Set down every line of the data, unchanged and complete.
***** Input material
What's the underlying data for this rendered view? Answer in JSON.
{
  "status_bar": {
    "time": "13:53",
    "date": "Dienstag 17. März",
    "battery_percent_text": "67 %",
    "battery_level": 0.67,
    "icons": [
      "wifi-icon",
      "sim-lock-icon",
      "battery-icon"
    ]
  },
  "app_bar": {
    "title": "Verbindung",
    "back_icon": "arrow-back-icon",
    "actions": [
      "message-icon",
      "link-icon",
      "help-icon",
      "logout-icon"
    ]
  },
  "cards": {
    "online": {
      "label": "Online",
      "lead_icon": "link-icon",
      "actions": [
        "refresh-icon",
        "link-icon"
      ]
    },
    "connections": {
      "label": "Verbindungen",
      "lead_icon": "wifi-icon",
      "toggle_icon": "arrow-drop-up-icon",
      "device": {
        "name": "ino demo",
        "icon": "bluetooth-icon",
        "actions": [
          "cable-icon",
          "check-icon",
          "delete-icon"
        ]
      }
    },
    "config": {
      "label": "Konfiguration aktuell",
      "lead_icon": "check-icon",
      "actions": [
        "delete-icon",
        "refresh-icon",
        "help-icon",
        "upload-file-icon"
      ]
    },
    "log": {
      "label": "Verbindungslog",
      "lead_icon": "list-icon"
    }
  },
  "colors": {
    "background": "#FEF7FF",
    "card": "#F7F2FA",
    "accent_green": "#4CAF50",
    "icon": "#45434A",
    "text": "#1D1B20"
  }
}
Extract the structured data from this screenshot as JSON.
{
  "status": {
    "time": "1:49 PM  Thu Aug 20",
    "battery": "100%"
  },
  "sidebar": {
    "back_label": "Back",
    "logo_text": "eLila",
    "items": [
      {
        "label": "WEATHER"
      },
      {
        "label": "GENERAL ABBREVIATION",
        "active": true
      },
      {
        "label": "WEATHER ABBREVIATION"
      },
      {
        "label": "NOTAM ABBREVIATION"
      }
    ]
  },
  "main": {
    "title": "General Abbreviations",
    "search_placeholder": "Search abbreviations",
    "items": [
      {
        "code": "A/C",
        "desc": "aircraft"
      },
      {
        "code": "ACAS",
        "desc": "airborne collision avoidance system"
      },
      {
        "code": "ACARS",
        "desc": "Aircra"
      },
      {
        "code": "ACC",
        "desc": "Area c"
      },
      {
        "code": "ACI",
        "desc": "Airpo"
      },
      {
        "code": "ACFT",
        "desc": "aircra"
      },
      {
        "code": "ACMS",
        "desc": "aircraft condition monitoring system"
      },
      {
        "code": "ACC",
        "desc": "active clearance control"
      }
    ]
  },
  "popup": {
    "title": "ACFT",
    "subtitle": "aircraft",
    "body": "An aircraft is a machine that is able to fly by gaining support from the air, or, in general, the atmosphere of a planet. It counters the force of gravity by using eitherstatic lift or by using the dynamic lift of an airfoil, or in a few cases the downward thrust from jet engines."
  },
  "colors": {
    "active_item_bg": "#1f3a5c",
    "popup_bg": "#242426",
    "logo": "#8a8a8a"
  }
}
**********
[Response box]:
What's the underlying data for this rendered view? Answer in JSON.
{
  "status_bar": {
    "time": "13:53",
    "date": "Dienstag 17. März",
    "battery_percent_text": "67 %",
    "battery_level": 0.67,
    "icons": [
      "wifi-icon",
      "sim-lock-icon",
      "battery-icon"
    ]
  },
  "app_bar": {
    "title": "Verbindung",
    "back_icon": "arrow-back-icon",
    "actions": [
      "message-icon",
      "link-icon",
      "help-icon",
      "logout-icon"
    ]
  },
  "cards": {
    "online": {
      "label": "Online",
      "lead_icon": "link-icon",
      "actions": [
        "refresh-icon",
        "link-icon"
      ]
    },
    "connections": {
      "label": "Verbindungen",
      "lead_icon": "wifi-icon",
      "toggle_icon": "arrow-drop-up-icon",
      "device": {
        "name": "ino demo",
        "icon": "bluetooth-icon",
        "actions": [
          "cable-icon",
          "check-icon",
          "delete-icon"
        ]
      }
    },
    "config": {
      "label": "Konfiguration aktuell",
      "lead_icon": "check-icon",
      "actions": [
        "delete-icon",
        "refresh-icon",
        "help-icon",
        "upload-file-icon"
      ]
    },
    "log": {
      "label": "Verbindungslog",
      "lead_icon": "list-icon"
    }
  },
  "colors": {
    "background": "#FEF7FF",
    "card": "#F7F2FA",
    "accent_green": "#4CAF50",
    "icon": "#45434A",
    "text": "#1D1B20"
  }
}
Extract the structured data from this screenshot as JSON.
{
  "status": {
    "time": "1:49 PM  Thu Aug 20",
    "battery": "100%"
  },
  "sidebar": {
    "back_label": "Back",
    "logo_text": "eLila",
    "items": [
      {
        "label": "WEATHER"
      },
      {
        "label": "GENERAL ABBREVIATION",
        "active": true
      },
      {
        "label": "WEATHER ABBREVIATION"
      },
      {
        "label": "NOTAM ABBREVIATION"
      }
    ]
  },
  "main": {
    "title": "General Abbreviations",
    "search_placeholder": "Search abbreviations",
    "items": [
      {
        "code": "A/C",
        "desc": "aircraft"
      },
      {
        "code": "ACAS",
        "desc": "airborne collision avoidance system"
      },
      {
        "code": "ACARS",
        "desc": "Aircra"
      },
      {
        "code": "ACC",
        "desc": "Area c"
      },
      {
        "code": "ACI",
        "desc": "Airpo"
      },
      {
        "code": "ACFT",
        "desc": "aircra"
      },
      {
        "code": "ACMS",
        "desc": "aircraft condition monitoring system"
      },
      {
        "code": "ACC",
        "desc": "active clearance control"
      }
    ]
  },
  "popup": {
    "title": "ACFT",
    "subtitle": "aircraft",
    "body": "An aircraft is a machine that is able to fly by gaining support from the air, or, in general, the atmosphere of a planet. It counters the force of gravity by using eitherstatic lift or by using the dynamic lift of an airfoil, or in a few cases the downward thrust from jet engines."
  },
  "colors": {
    "active_item_bg": "#1f3a5c",
    "popup_bg": "#242426",
    "logo": "#8a8a8a"
  }
}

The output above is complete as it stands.